Component data from apps and pages:
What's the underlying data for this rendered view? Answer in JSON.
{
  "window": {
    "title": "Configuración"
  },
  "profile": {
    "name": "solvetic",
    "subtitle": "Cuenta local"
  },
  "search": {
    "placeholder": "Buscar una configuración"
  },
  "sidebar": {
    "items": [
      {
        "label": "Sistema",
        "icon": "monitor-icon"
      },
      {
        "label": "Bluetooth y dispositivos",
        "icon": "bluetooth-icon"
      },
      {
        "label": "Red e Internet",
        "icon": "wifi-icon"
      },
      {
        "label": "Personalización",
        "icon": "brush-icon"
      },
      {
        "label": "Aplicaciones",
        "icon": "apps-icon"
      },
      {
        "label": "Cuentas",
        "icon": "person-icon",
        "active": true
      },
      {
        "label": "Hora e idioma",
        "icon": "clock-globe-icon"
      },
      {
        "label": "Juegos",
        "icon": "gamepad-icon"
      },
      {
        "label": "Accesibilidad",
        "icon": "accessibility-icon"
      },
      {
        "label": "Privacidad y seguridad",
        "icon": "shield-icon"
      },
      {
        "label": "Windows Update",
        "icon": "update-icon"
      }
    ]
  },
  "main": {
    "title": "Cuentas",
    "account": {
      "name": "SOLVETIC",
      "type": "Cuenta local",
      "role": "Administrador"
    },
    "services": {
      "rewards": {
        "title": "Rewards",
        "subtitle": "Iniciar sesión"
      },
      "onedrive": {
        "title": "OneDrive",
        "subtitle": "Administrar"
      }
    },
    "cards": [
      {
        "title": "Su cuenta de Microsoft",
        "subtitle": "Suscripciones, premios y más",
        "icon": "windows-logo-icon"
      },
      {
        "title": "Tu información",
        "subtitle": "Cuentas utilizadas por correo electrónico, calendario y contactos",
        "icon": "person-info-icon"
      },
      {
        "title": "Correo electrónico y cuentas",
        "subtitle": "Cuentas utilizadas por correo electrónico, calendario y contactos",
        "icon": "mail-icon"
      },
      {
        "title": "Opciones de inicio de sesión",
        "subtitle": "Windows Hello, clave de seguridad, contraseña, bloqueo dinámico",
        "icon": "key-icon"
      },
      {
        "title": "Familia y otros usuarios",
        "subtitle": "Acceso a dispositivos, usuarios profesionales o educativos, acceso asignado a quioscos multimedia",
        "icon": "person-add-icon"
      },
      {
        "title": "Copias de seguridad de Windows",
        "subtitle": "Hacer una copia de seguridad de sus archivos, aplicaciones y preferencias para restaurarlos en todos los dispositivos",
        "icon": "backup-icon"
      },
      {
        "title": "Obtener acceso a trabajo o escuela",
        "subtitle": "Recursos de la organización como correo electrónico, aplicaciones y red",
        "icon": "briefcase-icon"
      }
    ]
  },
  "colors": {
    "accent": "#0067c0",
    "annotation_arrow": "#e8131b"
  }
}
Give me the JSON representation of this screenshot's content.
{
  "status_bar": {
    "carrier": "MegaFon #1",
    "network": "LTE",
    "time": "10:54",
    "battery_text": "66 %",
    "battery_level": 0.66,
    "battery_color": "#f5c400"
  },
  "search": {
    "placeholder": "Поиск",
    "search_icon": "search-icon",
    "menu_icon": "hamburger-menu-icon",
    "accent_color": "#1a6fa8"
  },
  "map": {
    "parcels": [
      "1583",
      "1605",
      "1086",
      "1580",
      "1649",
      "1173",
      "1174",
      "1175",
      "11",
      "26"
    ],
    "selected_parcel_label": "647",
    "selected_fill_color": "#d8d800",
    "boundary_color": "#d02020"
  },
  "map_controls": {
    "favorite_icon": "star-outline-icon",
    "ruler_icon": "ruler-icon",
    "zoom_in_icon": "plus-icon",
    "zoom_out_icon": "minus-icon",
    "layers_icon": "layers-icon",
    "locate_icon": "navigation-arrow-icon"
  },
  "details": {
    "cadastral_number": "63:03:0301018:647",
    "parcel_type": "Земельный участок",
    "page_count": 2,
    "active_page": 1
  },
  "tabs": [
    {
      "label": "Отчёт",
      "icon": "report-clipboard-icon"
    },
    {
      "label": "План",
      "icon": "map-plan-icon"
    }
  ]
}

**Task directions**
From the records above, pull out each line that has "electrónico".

**Solution to the exercise**
        "subtitle": "Cuentas utilizadas por correo electrónico, calendario y contactos",
        "title": "Correo electrónico y cuentas",
        "subtitle": "Cuentas utilizadas por correo electrónico, calendario y contactos",
        "subtitle": "Recursos de la organización como correo electrónico, aplicaciones y red",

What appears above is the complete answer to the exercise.